The team issued a statement saying the organization had “positive discussions” Monday with Belmar and other police officials “during which we expressed our respect for their concerns surrounding yesterday’s game.”
Police took issue with the Rams’ saying they didn’t apologize and aired their grievances on Twitter.
“Apology: ‘expression of regret for not being able to do something” @kdemoff: “I regretted any offense their officers may have taken,'” St. Louis County Police tweeted Monday night.
The Rams didn’t respond to the digital jab. But others sure did.
“You guys should be more petty,” one person tweeted.
“You’re acting like five year olds. Grow up,” another wrote.
Police leaders meet with Rams officials

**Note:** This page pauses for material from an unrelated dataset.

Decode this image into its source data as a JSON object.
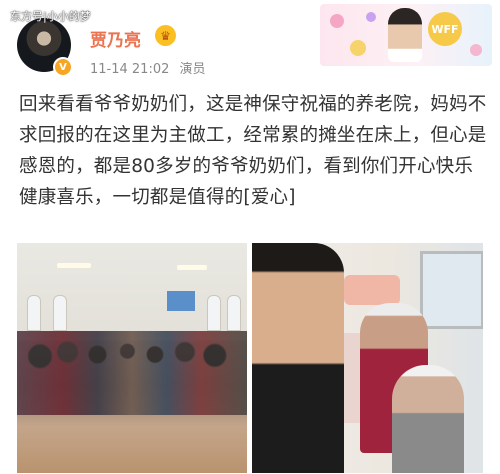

Aside from the semantics of the phone call, leaders from the St. Louis Police Officers Association and the St. Louis County Police Association met with team officials Monday.
The talks were “productive but very preliminary,” police said. They are expected to continue later in the week.
“We made some progress today and we had a healthy interaction with the Rams,” SLPOA business manager Jeff Roorda said in a statement after the meeting.
“We feel strongly that they better understand our perspective and the perspective of the law-abiding citizens that support law enforcement.”
The Rams also issued a statement, saying the team will “continue to build on what have always been strong and valued relationships with local law enforcement and the greater St. Louis community as we come together to help heal our region.”
The SLPOA had called for the five Rams to be disciplined, but both the NFL and the team’s head coach said that won’t happen.
“They are exercising their right to free speech,” Rams Head Coach Jeff Fisher said.
What the Rams players said
The five Rams players who quietly protested on the field — Stedman Bailey, Tavon Austin, Jared Cook, Chris Givens and Kenny Britt — faced a barrage of questions after their gesture.
They told CNN affiliate KSDK that they came up with the idea just before the game and wanted to show solidarity with the St. Louis area community.
“We wanted to do something. … This is our community,” Cook said.
The tight end said he hasn’t had time to go to Ferguson because he’s been busy with the season and because the area is dangerous and he doesn’t want to get caught up in the violence.
But at some point, “definitely I will be making my trip to Ferguson,” Cook said.
Bailey stressed that the players’ move was just a way to show support for their community.
“The violence should stop,” he told KSDK. “We just want it to stop.”
Austin said Brown’s death and the ensuing violence was “a tragedy, period.”
“There are things out there bigger than football,” he said. “And we notice that.”